- _EXTRACTED ENTRIES_
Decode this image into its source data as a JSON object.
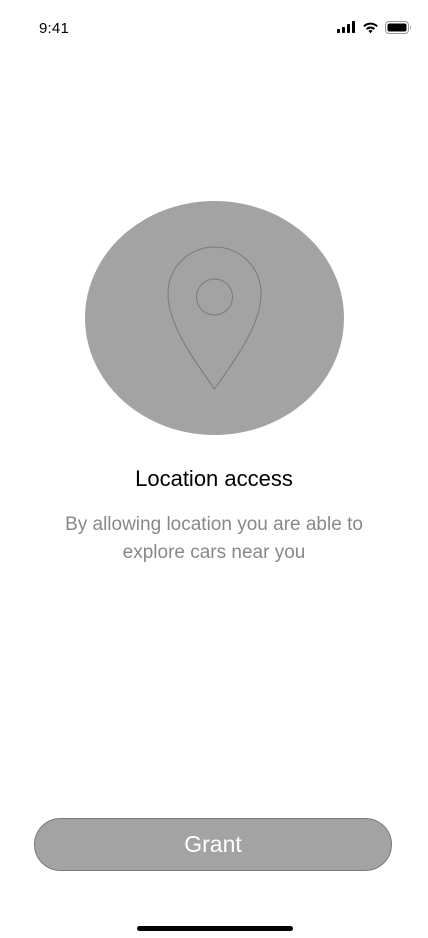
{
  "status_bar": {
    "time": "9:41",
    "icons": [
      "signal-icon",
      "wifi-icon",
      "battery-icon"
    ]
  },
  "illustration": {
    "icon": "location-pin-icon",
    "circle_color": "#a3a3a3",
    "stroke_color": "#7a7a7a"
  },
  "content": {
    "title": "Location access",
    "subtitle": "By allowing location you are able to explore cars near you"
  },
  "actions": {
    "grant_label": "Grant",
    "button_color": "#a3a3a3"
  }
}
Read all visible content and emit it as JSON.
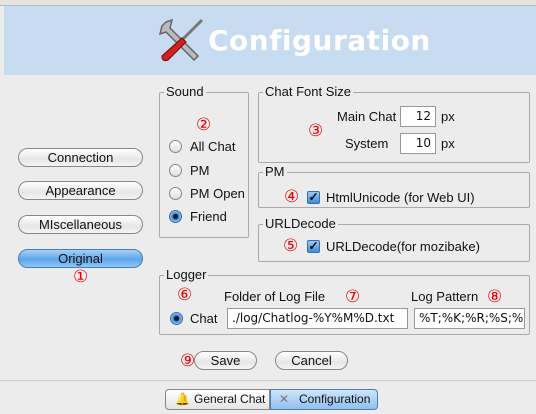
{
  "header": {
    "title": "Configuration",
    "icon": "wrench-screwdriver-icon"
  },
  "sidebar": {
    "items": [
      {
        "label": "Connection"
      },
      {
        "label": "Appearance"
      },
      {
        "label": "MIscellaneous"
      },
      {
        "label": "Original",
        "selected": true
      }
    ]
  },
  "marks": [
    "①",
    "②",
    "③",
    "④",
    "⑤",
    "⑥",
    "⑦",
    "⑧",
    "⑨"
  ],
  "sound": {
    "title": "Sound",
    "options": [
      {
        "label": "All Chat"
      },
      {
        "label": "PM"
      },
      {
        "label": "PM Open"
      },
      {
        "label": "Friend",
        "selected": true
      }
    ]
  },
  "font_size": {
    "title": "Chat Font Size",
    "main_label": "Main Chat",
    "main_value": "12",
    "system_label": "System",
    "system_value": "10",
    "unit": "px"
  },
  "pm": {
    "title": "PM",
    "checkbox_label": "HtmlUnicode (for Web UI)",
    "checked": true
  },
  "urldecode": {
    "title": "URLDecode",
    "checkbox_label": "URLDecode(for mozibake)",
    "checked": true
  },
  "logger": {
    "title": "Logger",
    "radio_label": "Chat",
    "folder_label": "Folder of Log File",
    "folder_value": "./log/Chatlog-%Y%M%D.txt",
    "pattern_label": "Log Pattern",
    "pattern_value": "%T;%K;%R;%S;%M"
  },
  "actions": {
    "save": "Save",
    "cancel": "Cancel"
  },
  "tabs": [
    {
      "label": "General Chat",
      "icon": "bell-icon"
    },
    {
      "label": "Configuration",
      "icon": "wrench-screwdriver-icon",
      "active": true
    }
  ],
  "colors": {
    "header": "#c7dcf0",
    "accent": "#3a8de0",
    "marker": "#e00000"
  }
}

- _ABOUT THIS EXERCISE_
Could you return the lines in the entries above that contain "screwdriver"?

- _TASK OUTPUT_
    "icon": "wrench-screwdriver-icon"
      "icon": "wrench-screwdriver-icon",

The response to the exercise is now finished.